As an Asian American male actor, that section is pretty small. So one goal I've set for myself is to actually write material for myself and actually do it. While I've done something like that so far, this needs to be more of a priority now, because parts for Asian American dudes aren't just falling out of the sky. I'm becoming more aware now that I need to take more control and not wait for things to happen. This story about how Swingers was made has been really inspiring, and really what I need to be doing myself, actors creating roles for themselves by filming their own movie.
So why did I decide to become an actor?
Unfortunately, the answer to that can't be condensed into a simple sound bite.

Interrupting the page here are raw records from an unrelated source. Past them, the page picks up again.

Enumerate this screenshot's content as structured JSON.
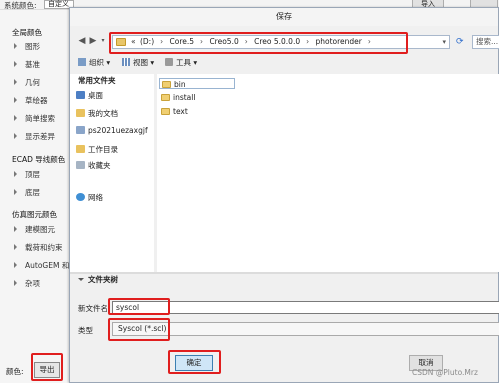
{
  "background": {
    "top_label": "系统颜色:",
    "top_combo": "自定义",
    "top_button": "导入",
    "groups": [
      {
        "title": "全局颜色",
        "items": [
          "图形",
          "基准",
          "几何",
          "草绘器",
          "简单搜索",
          "显示差异"
        ]
      },
      {
        "title": "ECAD 导线颜色",
        "items": [
          "顶层",
          "底层"
        ]
      },
      {
        "title": "仿真图元颜色",
        "items": [
          "建模图元",
          "载荷和约束",
          "AutoGEM 和",
          "杂项"
        ]
      }
    ],
    "bottom_label": "颜色:",
    "export_button": "导出"
  },
  "dialog": {
    "title": "保存",
    "back_icon": "back-arrow-icon",
    "forward_icon": "forward-arrow-icon",
    "breadcrumb": [
      "«",
      "(D:)",
      "Core.5",
      "Creo5.0",
      "Creo 5.0.0.0",
      "photorender"
    ],
    "breadcrumb_separator": "›",
    "search_placeholder": "搜索...",
    "toolbar": {
      "organize": "组织 ▾",
      "views": "视图 ▾",
      "tools": "工具 ▾"
    },
    "nav": {
      "header": "常用文件夹",
      "items": [
        "桌面",
        "我的文档",
        "ps2021uezaxgjf",
        "工作目录",
        "收藏夹",
        "网络"
      ]
    },
    "files": [
      "bin",
      "install",
      "text"
    ],
    "collapse_label": "文件夹树",
    "filename_label": "新文件名",
    "filename_value": "syscol",
    "type_label": "类型",
    "type_value": "Syscol (*.scl)",
    "ok_button": "确定",
    "cancel_button": "取消"
  },
  "watermark": "CSDN @Pluto.Mrz",
  "colors": {
    "highlight": "#e01e1e",
    "folder": "#f0cf72",
    "primary_button": "#cfe6f7"
  }
}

I think for me personally it came from a longing to be heard after a life of having been summarily ignored. As someone who's routinely been kicked to the curb emotionally, I felt like my mind has been a valuable repository of experiences and observations that have come together to conclude certain truths about life that ultimately others could benefit from hearing about. Combined with my love of storytelling and performing, it just felt right for me to pursue a career in make-believe.
I realize that some of that probably sounds somewhat narcissistic. But I also believe that in order to be successful as an artist, you need to have a healthy dose of narcissism. That's not to say that everyone who's a great artist is a jerk who's full of themselves (though many can be). But what I mean is that artists must have a belief that they have an intrinsic and unique nature that they need to share with the rest of the world. This is because inevitably, they will come across people who doubt that they do in fact, have anything different to offer, and they must have the strength/insanity to believe that the doubters are wrong.
One thing I've learned is that there is a truth to "faking it til you make it" in Hollywood. If you carry yourself as if you aren't worth it, why would a casting director believe that you're worth it? Unfortunately, I'm a terrible self promoter. Part of this is because I don't believe that I have done anything of note so far, so I don't believe I have anything of value to offer. But going forward, I have to ignore that and remember my own creed and believe in what I have to offer, that I'm money and I don't even know it. So let's make some movies, baby.